----- Listed entries

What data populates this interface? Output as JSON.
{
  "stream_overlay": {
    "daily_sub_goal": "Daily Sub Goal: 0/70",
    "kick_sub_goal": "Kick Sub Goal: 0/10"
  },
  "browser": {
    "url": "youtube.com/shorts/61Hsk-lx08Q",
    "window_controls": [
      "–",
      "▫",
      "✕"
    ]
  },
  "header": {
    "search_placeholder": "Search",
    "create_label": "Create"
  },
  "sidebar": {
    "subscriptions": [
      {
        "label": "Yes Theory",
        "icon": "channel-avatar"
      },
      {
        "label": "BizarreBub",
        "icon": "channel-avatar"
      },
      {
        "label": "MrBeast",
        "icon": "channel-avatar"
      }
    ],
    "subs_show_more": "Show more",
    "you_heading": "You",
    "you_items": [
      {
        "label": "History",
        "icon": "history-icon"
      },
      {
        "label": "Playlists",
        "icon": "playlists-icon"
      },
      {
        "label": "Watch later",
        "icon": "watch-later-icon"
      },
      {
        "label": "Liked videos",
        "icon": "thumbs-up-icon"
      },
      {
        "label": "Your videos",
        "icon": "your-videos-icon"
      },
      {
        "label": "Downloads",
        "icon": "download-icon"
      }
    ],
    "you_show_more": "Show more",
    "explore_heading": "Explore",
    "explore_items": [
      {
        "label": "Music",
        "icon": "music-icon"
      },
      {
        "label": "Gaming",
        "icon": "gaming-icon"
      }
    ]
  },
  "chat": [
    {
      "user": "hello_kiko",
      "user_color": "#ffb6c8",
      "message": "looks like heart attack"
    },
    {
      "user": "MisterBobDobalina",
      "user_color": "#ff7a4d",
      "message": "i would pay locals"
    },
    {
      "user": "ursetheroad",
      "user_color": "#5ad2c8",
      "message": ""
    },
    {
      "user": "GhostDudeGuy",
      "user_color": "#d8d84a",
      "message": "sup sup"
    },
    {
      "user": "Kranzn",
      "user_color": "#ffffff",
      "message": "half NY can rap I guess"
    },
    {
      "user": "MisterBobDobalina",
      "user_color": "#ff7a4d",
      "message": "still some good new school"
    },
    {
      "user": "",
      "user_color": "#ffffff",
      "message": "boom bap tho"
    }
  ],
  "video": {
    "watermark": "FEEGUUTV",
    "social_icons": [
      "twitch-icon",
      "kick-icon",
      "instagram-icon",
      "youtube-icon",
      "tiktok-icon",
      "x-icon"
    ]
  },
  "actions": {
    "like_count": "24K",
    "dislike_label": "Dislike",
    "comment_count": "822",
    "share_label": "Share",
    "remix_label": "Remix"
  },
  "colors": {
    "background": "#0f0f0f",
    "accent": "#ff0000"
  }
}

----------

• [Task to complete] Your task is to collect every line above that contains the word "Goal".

• [Exercise response]
    "daily_sub_goal": "Daily Sub Goal: 0/70",
    "kick_sub_goal": "Kick Sub Goal: 0/10"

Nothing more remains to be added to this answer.